This is expensive because the money that is in bonds cannot be used for anything else. Value is destroyed based on the interest rate.
==Why delegated proof of stake is more expensive than pow==
When you vote for someone based on how much money you have, your money is still spendable. So money isn't destroyed base on the interest rate like in POS, but look at presidential elections to see how much money can be wasted on advertising candidates. The candidates don't have to have any investment in the blockchain to hold their position. Candidates can pay for votes. Attackers can pay candidates to attack.
Channels transactions have some major limitation in comparison to normal transactions.

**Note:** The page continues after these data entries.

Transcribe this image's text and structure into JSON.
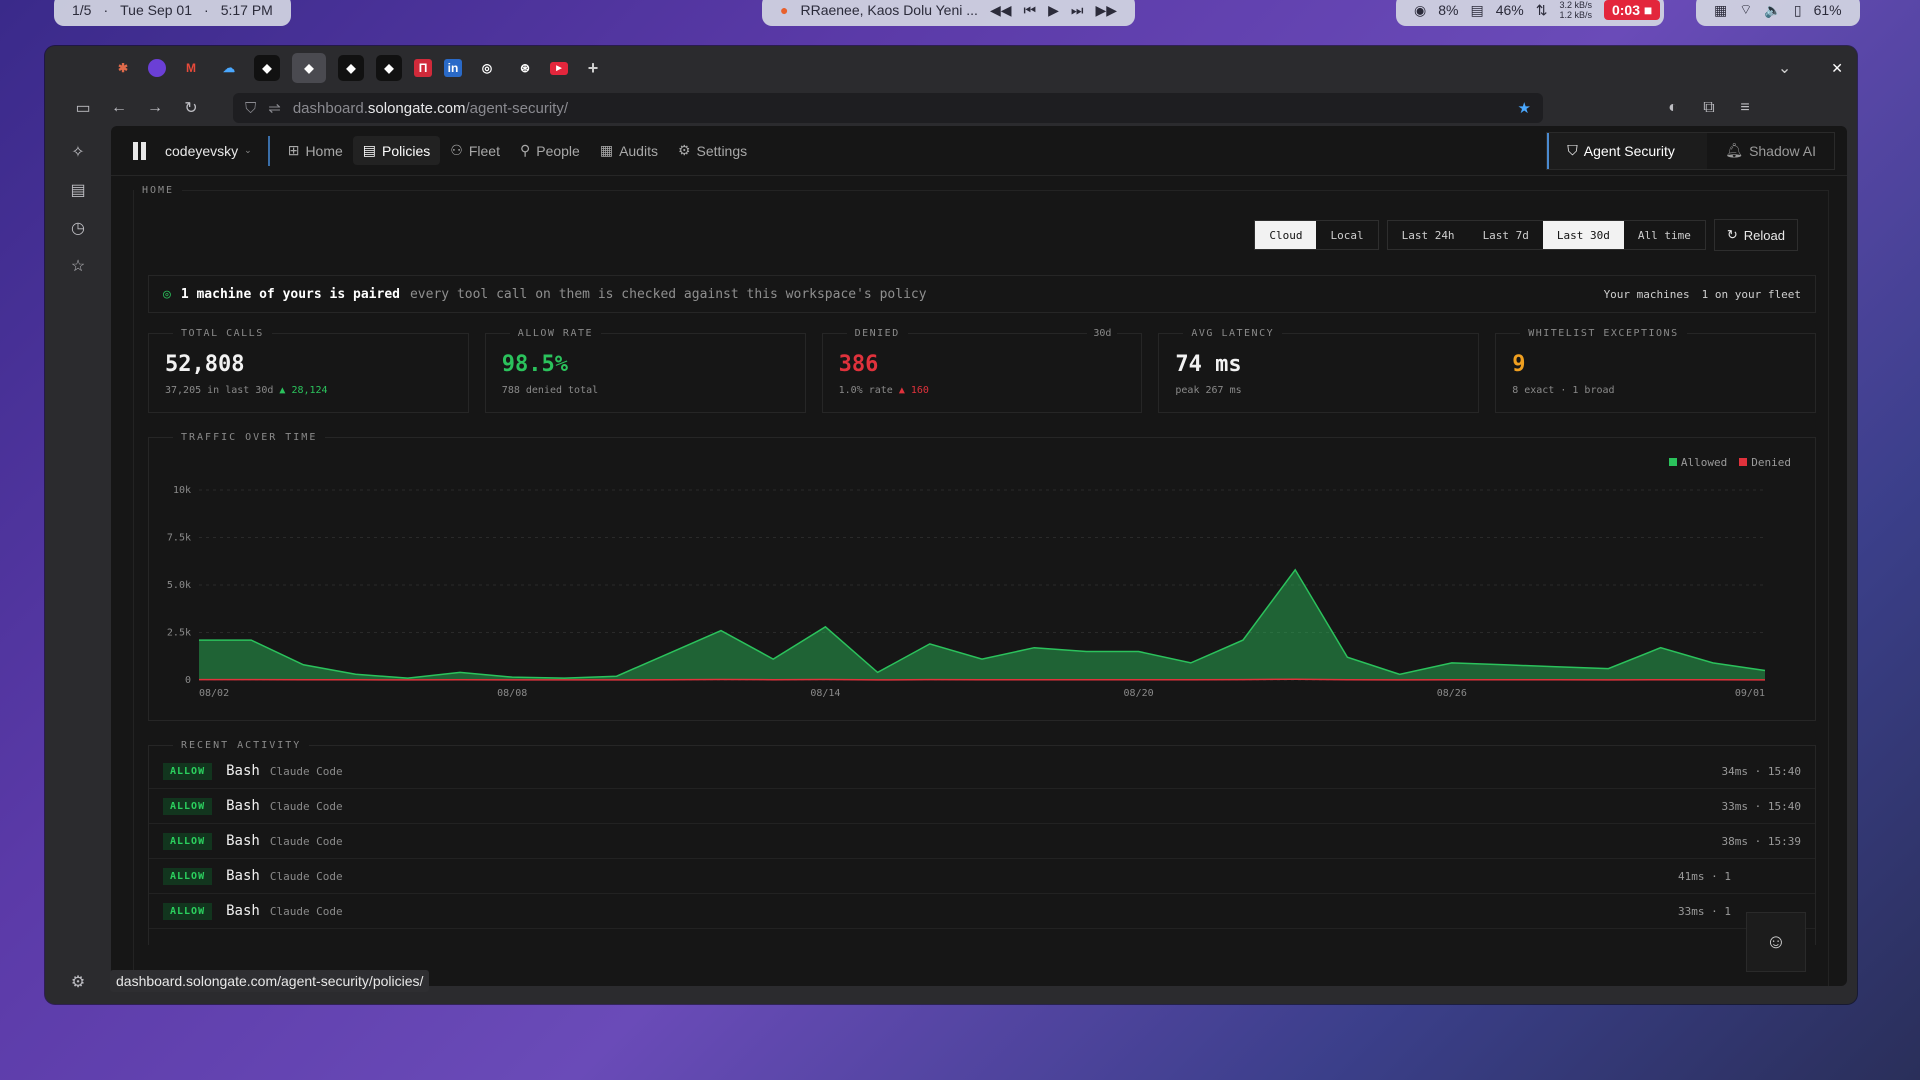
{
  "os": {
    "workspace": "1/5",
    "date": "Tue Sep 01",
    "time": "5:17 PM",
    "media_title": "RRaenee, Kaos Dolu Yeni ...",
    "cpu": "8%",
    "mem": "46%",
    "net_up": "3.2 kB/s",
    "net_down": "1.2 kB/s",
    "rec_time": "0:03",
    "battery": "61%"
  },
  "browser": {
    "url_prefix": "dashboard.",
    "url_host": "solongate.com",
    "url_path": "/agent-security/",
    "status_url": "dashboard.solongate.com/agent-security/policies/"
  },
  "nav": {
    "workspace": "codeyevsky",
    "items": [
      "Home",
      "Policies",
      "Fleet",
      "People",
      "Audits",
      "Settings"
    ],
    "agent_security": "Agent Security",
    "shadow_ai": "Shadow AI"
  },
  "home": {
    "section_label": "HOME",
    "source_options": [
      "Cloud",
      "Local"
    ],
    "source_selected": "Cloud",
    "range_options": [
      "Last 24h",
      "Last 7d",
      "Last 30d",
      "All time"
    ],
    "range_selected": "Last 30d",
    "reload": "Reload",
    "paired_title": "1 machine of yours is paired",
    "paired_desc": "every tool call on them is checked against this workspace's policy",
    "your_machines": "Your machines",
    "fleet_count": "1 on your fleet"
  },
  "kpis": {
    "total_calls": {
      "label": "TOTAL CALLS",
      "value": "52,808",
      "sub": "37,205 in last 30d",
      "delta": "▲ 28,124"
    },
    "allow_rate": {
      "label": "ALLOW RATE",
      "value": "98.5%",
      "sub": "788 denied total"
    },
    "denied": {
      "label": "DENIED",
      "period": "30d",
      "value": "386",
      "sub": "1.0% rate",
      "delta": "▲ 160"
    },
    "avg_latency": {
      "label": "AVG LATENCY",
      "value": "74 ms",
      "sub": "peak 267 ms"
    },
    "whitelist": {
      "label": "WHITELIST EXCEPTIONS",
      "value": "9",
      "sub": "8 exact · 1 broad"
    }
  },
  "colors": {
    "allowed": "#2bc25c",
    "denied": "#e0323c",
    "value_green": "#2bc25c",
    "value_red": "#e0323c",
    "value_orange": "#f0a020"
  },
  "chart_data": {
    "type": "area",
    "title": "TRAFFIC OVER TIME",
    "x_ticks": [
      "08/02",
      "08/08",
      "08/14",
      "08/20",
      "08/26",
      "09/01"
    ],
    "y_ticks": [
      "0",
      "2.5k",
      "5.0k",
      "7.5k",
      "10k"
    ],
    "ylim": [
      0,
      10000
    ],
    "legend": "top-right",
    "x": [
      "08/02",
      "08/03",
      "08/04",
      "08/05",
      "08/06",
      "08/07",
      "08/08",
      "08/09",
      "08/10",
      "08/11",
      "08/12",
      "08/13",
      "08/14",
      "08/15",
      "08/16",
      "08/17",
      "08/18",
      "08/19",
      "08/20",
      "08/21",
      "08/22",
      "08/23",
      "08/24",
      "08/25",
      "08/26",
      "08/27",
      "08/28",
      "08/29",
      "08/30",
      "08/31",
      "09/01"
    ],
    "series": [
      {
        "name": "Allowed",
        "values": [
          2100,
          2100,
          800,
          300,
          100,
          400,
          150,
          100,
          200,
          1400,
          2600,
          1100,
          2800,
          400,
          1900,
          1100,
          1700,
          1500,
          1500,
          900,
          2100,
          5800,
          1200,
          300,
          900,
          800,
          700,
          600,
          1700,
          900,
          500
        ]
      },
      {
        "name": "Denied",
        "values": [
          20,
          20,
          10,
          10,
          5,
          10,
          5,
          5,
          5,
          15,
          25,
          15,
          25,
          5,
          20,
          10,
          15,
          15,
          15,
          10,
          20,
          40,
          10,
          5,
          10,
          10,
          10,
          5,
          15,
          10,
          5
        ]
      }
    ]
  },
  "activity": {
    "label": "RECENT ACTIVITY",
    "rows": [
      {
        "decision": "ALLOW",
        "tool": "Bash",
        "agent": "Claude Code",
        "meta": "34ms · 15:40"
      },
      {
        "decision": "ALLOW",
        "tool": "Bash",
        "agent": "Claude Code",
        "meta": "33ms · 15:40"
      },
      {
        "decision": "ALLOW",
        "tool": "Bash",
        "agent": "Claude Code",
        "meta": "38ms · 15:39"
      },
      {
        "decision": "ALLOW",
        "tool": "Bash",
        "agent": "Claude Code",
        "meta": "41ms · 1"
      },
      {
        "decision": "ALLOW",
        "tool": "Bash",
        "agent": "Claude Code",
        "meta": "33ms · 1"
      }
    ]
  }
}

1) There is a finite amount of money in each channel. spending money in the channel changes what percentage of the money each of the 2 participants controls. The money on the customer's side of the channel is very liquid, he can spend it almost anywhere. The money on the validator's side can only spend to one person. It is nearly unusable, so value is destroyed based on the interest rate.
2) If your partner disappears, you have to wait a delay until you can get the money out.
3) If your partner closes the channel at the wrong point in history, then you have delay amount of time to provide counter-evidence and stop your money getting stolen. If there isn't enough space in any of the blocks for you to provide your evidence, then you lose.
Usually, one of the channel participants is very rich and very well connected. He is hired for his ability to cheaply move your money to many places. He is also hired to give you extra liquidity in your channel so that you can receive payments. This person has their node running 24/7 to process payments.
The other channel participants is not well connected. He only logs on occasionally to spend money.
==Something cheaper than pow==
If we combine the channel relationship with the delegation vote, then we can be sure that the validator is well invested in the system.
The only way to receive a lot of votes is by providing lots of liquidity.
So for this POS, instead of making bonds, you make a channel. For each channel, one of the pair of participants is the validator. If the channel has twice as much money, then the validator participants has twice as much control over adding blocks to the blockchain.
This is similar to DPOS in that you can still spend your money. So, like DPOS, we aren't wasting very much value due to interest rate.
It is dis-similar from DPOS in that if you vote for someone, and they don't give you any liquidity in the channel, then you can't receive payments. So the candidate would have to pay more in order to buy votes in Flying Fox compared with DPOS.
There will be a market rate for the balance between liquidity and validating power. For example, say the rate is 1/6
If I as a customer wanted to put 1000 coins into a channel with a liquidity provider, then the liquidity provider would be willing to put 5000 coins on the other side of the channel, and neither of us pays the other.
If I needed the ability to receive more than 5000 coins, then I would have to pay the liquidity provider to provide a bigger limit.
If I didn't need to receive money, and was only planning on spending, then I would set the limit to 0, and they would pay me for giving them more validating power.
So long as the validators own more than X of the coins, then the market rate between liquidity and validating power should stay below 1/X.